  • Dispersal: Real world set up has players from across the globe. Getting them together is tough.
  • One Rule: I need to use one core system across all of the levels. That means using a generic system or engine that scales well, has lots of resources, and is easy to adapt. Both GURPS and HERO are a little too heavy and have some genre blind spots. That probably means Savage Worlds, True20, Basic Role-Playing, HeroQuest, FATE, or our homebrew Action Cards. GUMSHOE and World of Darkness, while interesting don’t have all the necessary resources. Ideally I’d like to have some of the mental aspects of characters carry across levels.
  • Reality: The portals have to be real in some way: alternate timelines, fragment realities, metaphors for some cosmic struggle, or simply other worlds. What happens there has to have weight and implications back. I’d love to figure out a mechanic for scars and injuries in the portals which has them carry on back up to the Alpha level.
  • Limited Portals: We don’t have an infinite # of portals. There’s the real world, the Hub, plus one portal per player. In fact, each player should get to pick the theme/setting for one portal. That’s their key place and connection. Depending on the time and structure of things, perhaps we could even do a Microscope session before entering into some (or all of the portals). We could have a drafting session at the campaign start, allowing each player to pick one (from a list of ideas I’d create).
  • Rotation: Each portal gets a fairly strict number of sessions- a single arc with a key story and perhaps some interaction time. We don’t go back to a portal until we’ve done all of the other ones.
  • Linked Thematic: There should be a recurring motif, theme, or set of images across the different portals (science gone wrong, the perils of power, hidden secrets come back to haunt, revenge, etc) which also serves as a connection.
  • One Place: All of the Alpha characters need to be in geographic proximity. The same country or city.
  • Markers: Other “players” within the OCI should eventually be identifiable. Perhaps all of their characters with portals share the same mark or tattoo (hidden?).
I have to admit that good deal of the appeal of OCI lies in the diversity of campaigns it contains. I have more ideas for campaigns and frames than I’ll ever get to run in full. This approach allows me to play with some of those ideas, perhaps those that wouldn’t necessarily work over the long term. Granted you could run these games sequentially, but you would lose the extended stakes that yoking them together offers.

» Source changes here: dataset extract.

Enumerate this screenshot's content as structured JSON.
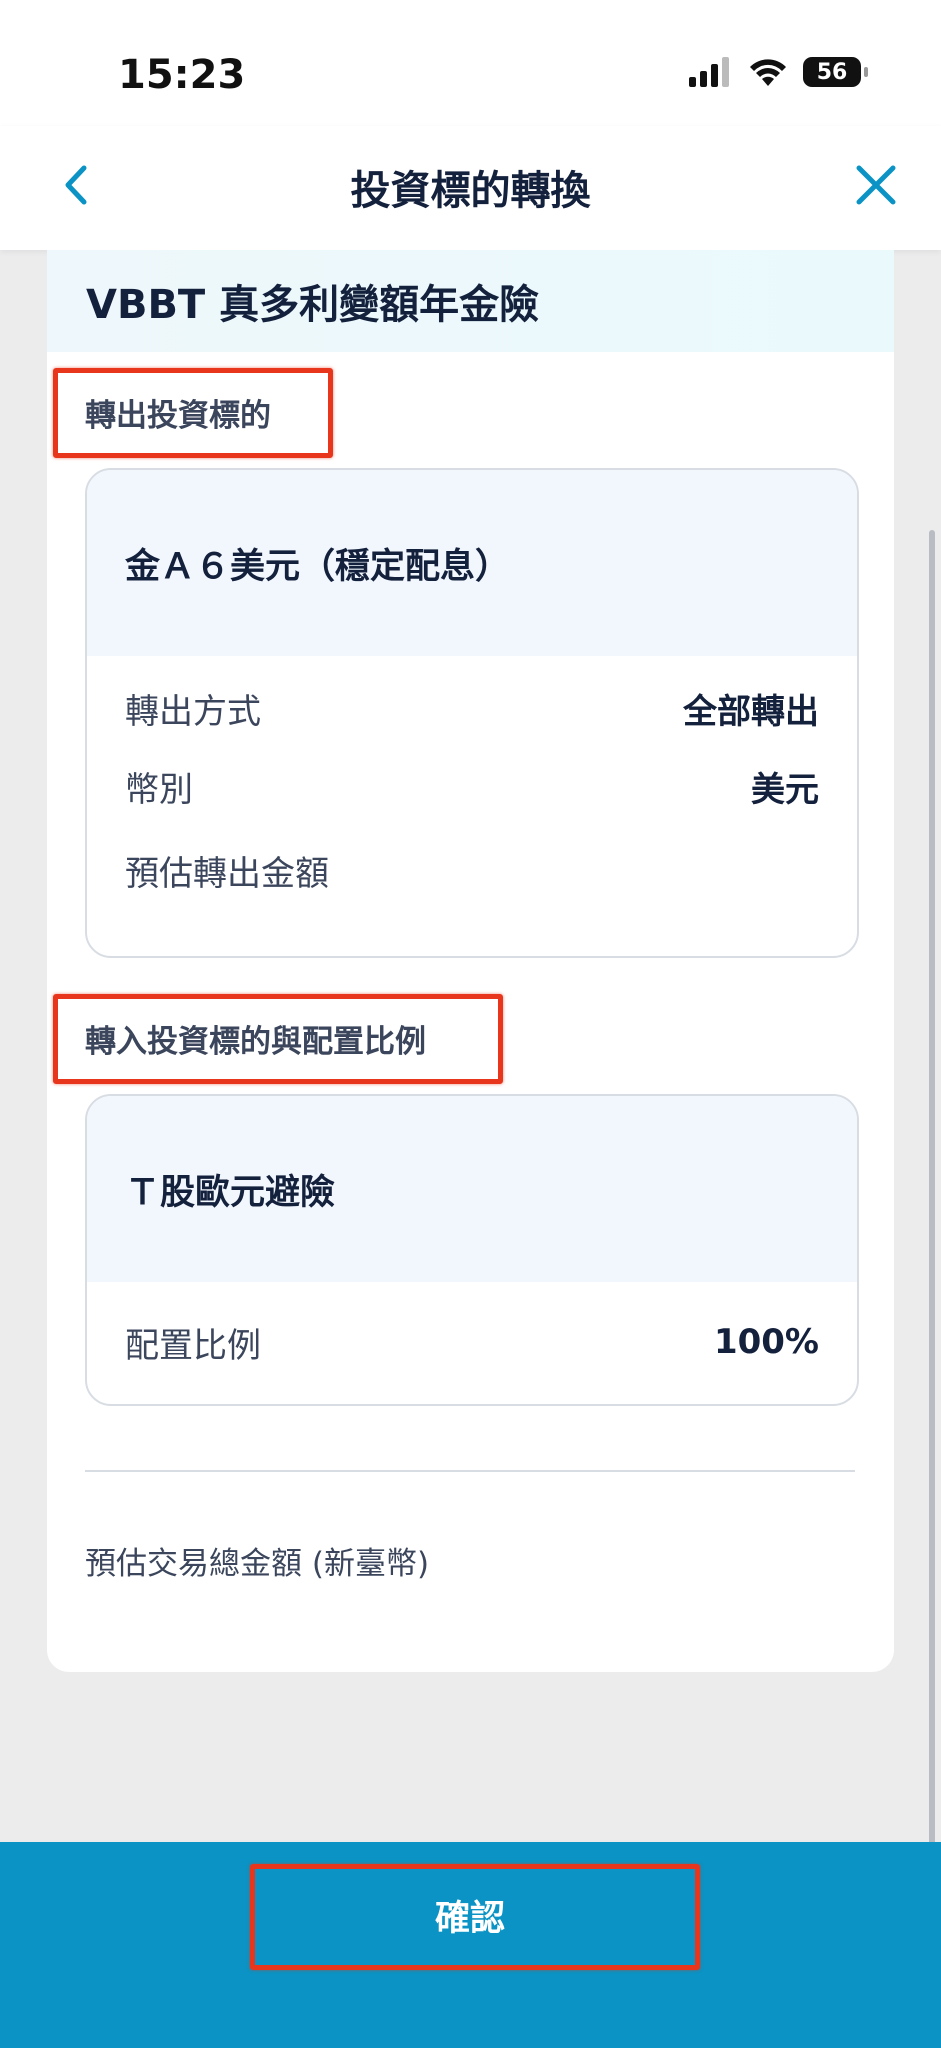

The key realization I’ve had is that this campaign framework has worked before- and fairly successfully in two distinct campaigns. I’ve also had players request it. So I know it can be done and I know it works- I just have to figure out ways to improve it. It may not work for everyone, and tuning it to the particular group will be essential. I think the payoff’s worth it, if I can take it to a new level. 

No comments:

Post a Comment